Scan the lines below; pull out those with "JSON".

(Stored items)
**********

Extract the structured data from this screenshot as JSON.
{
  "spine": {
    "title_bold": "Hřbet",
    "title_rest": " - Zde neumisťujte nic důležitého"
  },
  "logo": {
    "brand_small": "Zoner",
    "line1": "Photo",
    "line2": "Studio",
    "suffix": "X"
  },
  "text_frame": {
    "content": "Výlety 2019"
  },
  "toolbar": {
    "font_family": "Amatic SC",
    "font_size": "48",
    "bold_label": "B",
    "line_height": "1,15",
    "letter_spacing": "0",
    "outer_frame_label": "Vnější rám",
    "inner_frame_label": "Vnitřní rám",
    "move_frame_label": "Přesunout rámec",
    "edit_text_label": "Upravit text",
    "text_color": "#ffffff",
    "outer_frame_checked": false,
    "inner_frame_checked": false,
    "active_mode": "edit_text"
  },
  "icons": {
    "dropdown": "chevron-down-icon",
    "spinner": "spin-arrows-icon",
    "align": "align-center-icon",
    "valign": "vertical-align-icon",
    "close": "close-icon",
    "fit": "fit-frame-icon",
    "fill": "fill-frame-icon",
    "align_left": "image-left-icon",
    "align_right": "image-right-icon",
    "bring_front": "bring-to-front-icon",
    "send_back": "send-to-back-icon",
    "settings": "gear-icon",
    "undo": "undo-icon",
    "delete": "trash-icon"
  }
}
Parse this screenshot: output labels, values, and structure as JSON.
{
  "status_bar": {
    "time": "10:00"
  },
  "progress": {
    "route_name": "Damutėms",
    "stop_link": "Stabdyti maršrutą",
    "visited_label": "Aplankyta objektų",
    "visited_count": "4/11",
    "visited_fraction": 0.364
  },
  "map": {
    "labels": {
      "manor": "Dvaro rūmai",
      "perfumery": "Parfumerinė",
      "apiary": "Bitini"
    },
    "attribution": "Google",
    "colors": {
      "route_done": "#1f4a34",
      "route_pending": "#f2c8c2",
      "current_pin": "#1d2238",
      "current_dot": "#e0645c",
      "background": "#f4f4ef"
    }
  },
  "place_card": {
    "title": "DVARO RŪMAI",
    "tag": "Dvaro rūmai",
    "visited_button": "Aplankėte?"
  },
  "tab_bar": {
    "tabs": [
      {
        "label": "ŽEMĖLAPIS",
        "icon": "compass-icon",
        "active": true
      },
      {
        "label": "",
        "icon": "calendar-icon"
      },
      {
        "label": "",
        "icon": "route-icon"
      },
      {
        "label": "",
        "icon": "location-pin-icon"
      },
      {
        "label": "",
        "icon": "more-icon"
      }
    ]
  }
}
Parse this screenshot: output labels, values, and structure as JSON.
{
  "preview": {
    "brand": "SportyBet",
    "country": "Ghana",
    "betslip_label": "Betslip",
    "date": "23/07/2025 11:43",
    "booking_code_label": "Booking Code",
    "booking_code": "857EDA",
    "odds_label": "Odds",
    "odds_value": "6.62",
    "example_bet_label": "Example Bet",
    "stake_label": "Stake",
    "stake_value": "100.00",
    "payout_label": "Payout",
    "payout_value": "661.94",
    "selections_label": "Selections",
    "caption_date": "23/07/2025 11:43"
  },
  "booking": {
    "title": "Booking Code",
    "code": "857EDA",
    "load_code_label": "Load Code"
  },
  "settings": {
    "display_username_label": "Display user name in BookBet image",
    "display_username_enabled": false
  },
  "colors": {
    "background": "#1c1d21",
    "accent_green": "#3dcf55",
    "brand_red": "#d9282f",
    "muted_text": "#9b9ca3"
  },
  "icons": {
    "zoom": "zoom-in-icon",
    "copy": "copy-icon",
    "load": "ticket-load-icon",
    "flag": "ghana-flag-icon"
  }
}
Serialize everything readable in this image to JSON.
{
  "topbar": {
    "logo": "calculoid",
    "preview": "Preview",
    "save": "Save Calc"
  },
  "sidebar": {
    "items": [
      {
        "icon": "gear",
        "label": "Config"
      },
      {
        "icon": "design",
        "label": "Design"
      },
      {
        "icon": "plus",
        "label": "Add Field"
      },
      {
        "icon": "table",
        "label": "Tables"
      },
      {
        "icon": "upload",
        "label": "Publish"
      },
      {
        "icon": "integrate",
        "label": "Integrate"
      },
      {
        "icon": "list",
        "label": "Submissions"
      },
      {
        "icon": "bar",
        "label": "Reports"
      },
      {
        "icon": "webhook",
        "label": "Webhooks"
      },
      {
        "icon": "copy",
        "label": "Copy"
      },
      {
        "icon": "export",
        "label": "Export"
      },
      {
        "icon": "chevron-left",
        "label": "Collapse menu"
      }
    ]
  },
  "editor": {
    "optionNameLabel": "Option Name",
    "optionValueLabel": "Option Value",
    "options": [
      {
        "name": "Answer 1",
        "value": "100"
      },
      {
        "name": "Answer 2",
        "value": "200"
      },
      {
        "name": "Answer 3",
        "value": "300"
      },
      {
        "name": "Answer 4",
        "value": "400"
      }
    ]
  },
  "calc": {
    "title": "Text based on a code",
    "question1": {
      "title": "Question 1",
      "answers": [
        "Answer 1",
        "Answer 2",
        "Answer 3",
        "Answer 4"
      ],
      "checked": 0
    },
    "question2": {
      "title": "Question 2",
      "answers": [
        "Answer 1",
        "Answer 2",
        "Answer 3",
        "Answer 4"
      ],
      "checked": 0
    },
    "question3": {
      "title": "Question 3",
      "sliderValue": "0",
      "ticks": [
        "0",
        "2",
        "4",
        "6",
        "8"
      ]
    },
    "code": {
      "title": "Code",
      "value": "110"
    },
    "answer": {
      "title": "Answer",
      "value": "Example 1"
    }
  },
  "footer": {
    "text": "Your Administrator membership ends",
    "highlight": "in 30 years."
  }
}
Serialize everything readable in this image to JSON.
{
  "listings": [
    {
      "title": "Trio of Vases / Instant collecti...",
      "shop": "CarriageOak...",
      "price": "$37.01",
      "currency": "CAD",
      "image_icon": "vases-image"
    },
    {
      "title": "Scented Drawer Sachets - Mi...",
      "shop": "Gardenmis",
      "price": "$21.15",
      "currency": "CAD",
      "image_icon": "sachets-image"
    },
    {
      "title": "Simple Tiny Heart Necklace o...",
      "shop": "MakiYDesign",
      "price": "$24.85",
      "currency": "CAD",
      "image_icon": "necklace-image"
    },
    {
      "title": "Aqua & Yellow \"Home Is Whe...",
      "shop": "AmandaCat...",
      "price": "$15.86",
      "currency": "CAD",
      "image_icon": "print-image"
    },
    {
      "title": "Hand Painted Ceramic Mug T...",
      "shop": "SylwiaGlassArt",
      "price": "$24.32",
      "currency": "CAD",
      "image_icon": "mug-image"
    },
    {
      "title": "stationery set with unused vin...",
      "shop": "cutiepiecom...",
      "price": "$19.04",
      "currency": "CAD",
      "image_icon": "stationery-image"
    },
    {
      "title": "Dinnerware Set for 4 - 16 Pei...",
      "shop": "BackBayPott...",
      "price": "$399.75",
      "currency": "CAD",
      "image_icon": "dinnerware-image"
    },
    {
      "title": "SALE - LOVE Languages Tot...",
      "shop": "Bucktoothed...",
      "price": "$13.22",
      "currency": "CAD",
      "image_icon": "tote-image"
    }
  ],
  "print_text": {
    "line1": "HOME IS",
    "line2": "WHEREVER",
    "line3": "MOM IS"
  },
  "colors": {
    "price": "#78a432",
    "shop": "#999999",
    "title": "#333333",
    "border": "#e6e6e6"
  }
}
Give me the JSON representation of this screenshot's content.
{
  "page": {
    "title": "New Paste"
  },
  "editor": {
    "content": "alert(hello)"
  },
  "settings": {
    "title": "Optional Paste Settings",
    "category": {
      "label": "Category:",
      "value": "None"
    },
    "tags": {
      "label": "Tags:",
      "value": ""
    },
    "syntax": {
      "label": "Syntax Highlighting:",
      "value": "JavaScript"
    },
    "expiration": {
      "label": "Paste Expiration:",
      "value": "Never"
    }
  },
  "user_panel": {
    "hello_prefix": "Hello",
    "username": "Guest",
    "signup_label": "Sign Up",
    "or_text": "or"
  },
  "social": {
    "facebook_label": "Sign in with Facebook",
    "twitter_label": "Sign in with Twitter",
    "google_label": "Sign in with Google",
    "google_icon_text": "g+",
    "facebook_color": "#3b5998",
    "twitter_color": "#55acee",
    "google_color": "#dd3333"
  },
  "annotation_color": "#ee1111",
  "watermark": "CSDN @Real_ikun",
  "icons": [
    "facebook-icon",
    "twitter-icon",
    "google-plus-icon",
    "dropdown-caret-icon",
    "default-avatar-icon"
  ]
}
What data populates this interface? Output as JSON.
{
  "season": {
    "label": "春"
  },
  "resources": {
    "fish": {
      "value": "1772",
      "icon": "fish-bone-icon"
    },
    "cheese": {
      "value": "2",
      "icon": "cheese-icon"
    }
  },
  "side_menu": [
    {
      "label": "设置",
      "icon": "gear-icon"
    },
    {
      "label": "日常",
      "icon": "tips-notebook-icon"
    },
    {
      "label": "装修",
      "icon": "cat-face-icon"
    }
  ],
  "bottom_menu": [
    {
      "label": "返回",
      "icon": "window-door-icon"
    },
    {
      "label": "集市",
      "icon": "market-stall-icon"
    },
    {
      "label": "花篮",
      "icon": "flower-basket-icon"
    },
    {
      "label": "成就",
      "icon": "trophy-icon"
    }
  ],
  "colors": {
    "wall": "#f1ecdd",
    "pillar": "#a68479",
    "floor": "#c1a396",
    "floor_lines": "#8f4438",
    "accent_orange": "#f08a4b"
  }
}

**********

Answer to this task:
Extract the structured data from this screenshot as JSON.
Parse this screenshot: output labels, values, and structure as JSON.
Parse this screenshot: output labels, values, and structure as JSON.
Serialize everything readable in this image to JSON.
Serialize everything readable in this image to JSON.
Give me the JSON representation of this screenshot's content.
What data populates this interface? Output as JSON.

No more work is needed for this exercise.